The “Hidden Portraits” are photo collages. I create them by editing photos of historical portraits, concealing in various ways the faces of the people portrayed.
The entire face is covered by an absurd mask, piled-up fabric or a ceremonial wig. But nothing is added to the paintings. All the changes come from within the original itself.
Portrait paintings are the only pictorial testimonies of people until the invention of photography. They are defining our visual idea of a historic society. However, portraits were a luxury and limited exclusively to a privileged elite. The intention in portrait painting was not merely to depict individuals, but rather their representational significance. Thus, opulent clothes and elaborate accessories and attributes in the paintings attest to high social standing.
However, when the faces of the protagonists are concealed, their individuality retreats behind the symbols of social significance and opulent surfaces that bear testimony to the splendour of the upper class.

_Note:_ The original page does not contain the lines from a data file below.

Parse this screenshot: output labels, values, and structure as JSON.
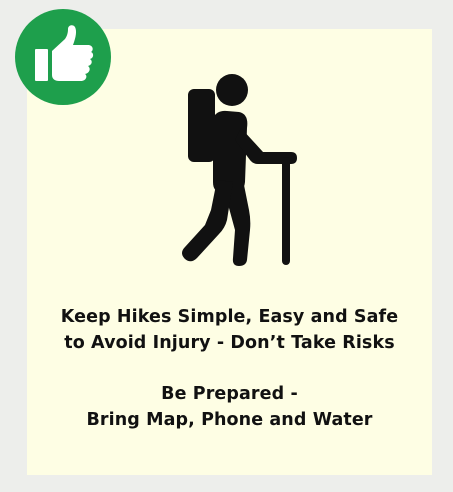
{
  "badge": {
    "icon": "thumbs-up-icon",
    "color": "#1e9f4c"
  },
  "illustration": {
    "icon": "hiker-with-backpack-and-cane-icon",
    "color": "#111111"
  },
  "card": {
    "background": "#fefee4"
  },
  "message": {
    "line1": "Keep Hikes Simple, Easy and Safe",
    "line2": "to Avoid Injury - Don’t Take Risks",
    "line3": "Be Prepared -",
    "line4": "Bring Map, Phone and Water"
  }
}
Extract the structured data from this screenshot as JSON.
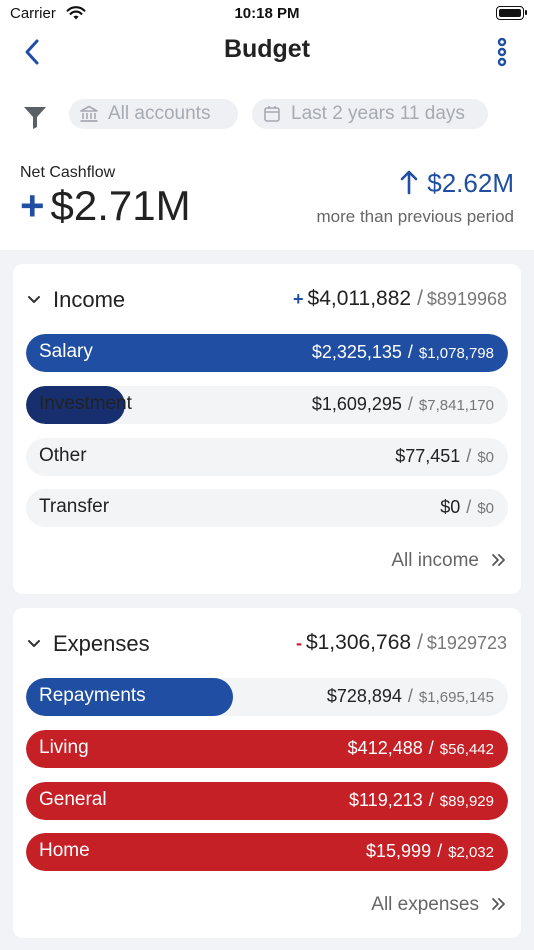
{
  "status_bar": {
    "carrier": "Carrier",
    "time": "10:18 PM"
  },
  "header": {
    "title": "Budget"
  },
  "filters": {
    "accounts": "All accounts",
    "period": "Last 2 years 11 days"
  },
  "net_cashflow": {
    "label": "Net Cashflow",
    "sign": "+",
    "value": "$2.71M",
    "change": "$2.62M",
    "change_note": "more than previous period"
  },
  "income": {
    "title": "Income",
    "sign": "+",
    "total": "$4,011,882",
    "budget": "$8919968",
    "items": [
      {
        "label": "Salary",
        "amount": "$2,325,135",
        "budget": "$1,078,798",
        "progress": 1.0
      },
      {
        "label": "Investment",
        "amount": "$1,609,295",
        "budget": "$7,841,170",
        "progress": 0.205
      },
      {
        "label": "Other",
        "amount": "$77,451",
        "budget": "$0",
        "progress": 0
      },
      {
        "label": "Transfer",
        "amount": "$0",
        "budget": "$0",
        "progress": 0
      }
    ],
    "link": "All income"
  },
  "expenses": {
    "title": "Expenses",
    "sign": "-",
    "total": "$1,306,768",
    "budget": "$1929723",
    "items": [
      {
        "label": "Repayments",
        "amount": "$728,894",
        "budget": "$1,695,145",
        "progress": 0.43
      },
      {
        "label": "Living",
        "amount": "$412,488",
        "budget": "$56,442",
        "progress": 1.0
      },
      {
        "label": "General",
        "amount": "$119,213",
        "budget": "$89,929",
        "progress": 1.0
      },
      {
        "label": "Home",
        "amount": "$15,999",
        "budget": "$2,032",
        "progress": 1.0
      }
    ],
    "link": "All expenses"
  },
  "colors": {
    "primary_blue": "#1f4ea3",
    "dark_navy": "#172f6e",
    "expense_red": "#c62027",
    "track": "#f3f4f6"
  },
  "icons": [
    "wifi-icon",
    "battery-icon",
    "back-chevron-icon",
    "more-vertical-icon",
    "filter-icon",
    "bank-icon",
    "calendar-icon",
    "arrow-up-icon",
    "chevron-down-icon",
    "double-chevron-right-icon"
  ]
}
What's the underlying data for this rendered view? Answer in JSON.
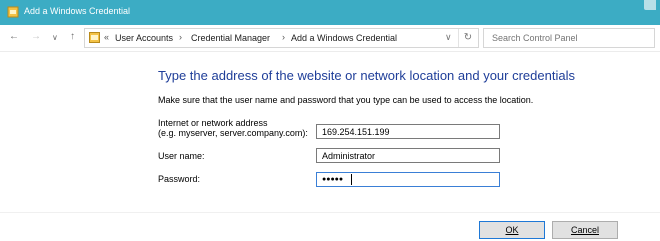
{
  "window": {
    "title": "Add a Windows Credential"
  },
  "nav": {
    "breadcrumb": {
      "overflow": "«",
      "items": [
        "User Accounts",
        "Credential Manager",
        "Add a Windows Credential"
      ]
    },
    "search_placeholder": "Search Control Panel"
  },
  "main": {
    "heading": "Type the address of the website or network location and your credentials",
    "description": "Make sure that the user name and password that you type can be used to access the location.",
    "address": {
      "label_line1": "Internet or network address",
      "label_line2": "(e.g. myserver, server.company.com):",
      "value": "169.254.151.199"
    },
    "username": {
      "label": "User name:",
      "value": "Administrator"
    },
    "password": {
      "label": "Password:",
      "value": "●●●●●"
    }
  },
  "buttons": {
    "ok": "OK",
    "cancel": "Cancel"
  },
  "colors": {
    "titlebar": "#3cacc4",
    "heading": "#1f3e99",
    "focus": "#3a7fd6"
  }
}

But the conventions of dress that could be taken for granted at the time the portraits were painted have ceased to be part of our everyday reality. We no longer understand them and see only the likeness in the picture. For the viewer, the focus in my modified pictures shifts away from being the expression of an individual and towards the integration of painting in a social context. The “Hidden Portraits” examine the context of art as a means of representation and the relationship between image and reproduction.
a note about framing
"Hidden Portrait" prints all come with a white border around the actual portrait. This is part of the artwork. One might be tempted to cover it up with a classical passepartout, but Volker's original intention is to keep the white edge visible - as a distinctly contemporary visual element setting a contrast to the otherwise classical aesthetics.
Apart from that, the framing is of course a question of taste. Our preferred solution is an alder wood object frame, leaving a bit of space between the print and the UV coated glass cover.